Exercise input.
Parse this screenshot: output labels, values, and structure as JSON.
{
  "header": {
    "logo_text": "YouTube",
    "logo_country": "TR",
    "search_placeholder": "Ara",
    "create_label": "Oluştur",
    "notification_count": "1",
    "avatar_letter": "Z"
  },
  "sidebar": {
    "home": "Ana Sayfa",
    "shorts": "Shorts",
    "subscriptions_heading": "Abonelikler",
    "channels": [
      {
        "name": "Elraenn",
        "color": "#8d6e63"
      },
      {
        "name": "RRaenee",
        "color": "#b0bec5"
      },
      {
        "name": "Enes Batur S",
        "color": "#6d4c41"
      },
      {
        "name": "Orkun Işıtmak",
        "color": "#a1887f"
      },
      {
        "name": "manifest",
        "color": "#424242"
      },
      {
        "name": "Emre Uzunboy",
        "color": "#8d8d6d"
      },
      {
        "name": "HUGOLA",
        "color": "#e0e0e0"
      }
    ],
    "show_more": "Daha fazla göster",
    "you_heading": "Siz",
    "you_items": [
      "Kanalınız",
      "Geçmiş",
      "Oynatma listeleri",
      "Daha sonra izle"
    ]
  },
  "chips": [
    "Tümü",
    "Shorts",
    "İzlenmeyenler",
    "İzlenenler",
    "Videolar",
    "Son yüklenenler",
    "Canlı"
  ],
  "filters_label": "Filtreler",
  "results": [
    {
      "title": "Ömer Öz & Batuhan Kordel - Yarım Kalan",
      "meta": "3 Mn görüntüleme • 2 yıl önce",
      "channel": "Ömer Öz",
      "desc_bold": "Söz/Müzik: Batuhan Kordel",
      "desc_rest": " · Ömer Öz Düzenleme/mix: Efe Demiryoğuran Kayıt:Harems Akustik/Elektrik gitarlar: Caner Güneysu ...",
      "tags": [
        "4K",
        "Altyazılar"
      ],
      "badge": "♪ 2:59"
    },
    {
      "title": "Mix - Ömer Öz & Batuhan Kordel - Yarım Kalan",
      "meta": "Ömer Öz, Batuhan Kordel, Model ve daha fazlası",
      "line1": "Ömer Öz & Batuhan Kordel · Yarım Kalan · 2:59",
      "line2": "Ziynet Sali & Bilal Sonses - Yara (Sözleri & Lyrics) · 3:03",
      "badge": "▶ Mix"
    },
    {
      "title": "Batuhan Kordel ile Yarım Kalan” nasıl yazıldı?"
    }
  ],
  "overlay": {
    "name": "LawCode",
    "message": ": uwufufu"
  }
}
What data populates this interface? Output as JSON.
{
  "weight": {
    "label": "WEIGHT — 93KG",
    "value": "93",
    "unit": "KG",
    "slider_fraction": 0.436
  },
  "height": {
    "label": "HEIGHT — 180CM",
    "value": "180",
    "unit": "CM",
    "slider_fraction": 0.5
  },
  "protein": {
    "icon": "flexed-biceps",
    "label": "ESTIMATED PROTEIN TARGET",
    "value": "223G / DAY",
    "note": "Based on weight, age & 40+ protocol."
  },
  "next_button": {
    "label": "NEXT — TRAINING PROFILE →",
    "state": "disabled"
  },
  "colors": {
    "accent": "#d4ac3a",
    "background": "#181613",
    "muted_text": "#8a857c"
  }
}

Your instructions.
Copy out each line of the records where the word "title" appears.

Result of this task.
      "title": "Ömer Öz & Batuhan Kordel - Yarım Kalan",
      "title": "Mix - Ömer Öz & Batuhan Kordel - Yarım Kalan",
      "title": "Batuhan Kordel ile Yarım Kalan” nasıl yazıldı?"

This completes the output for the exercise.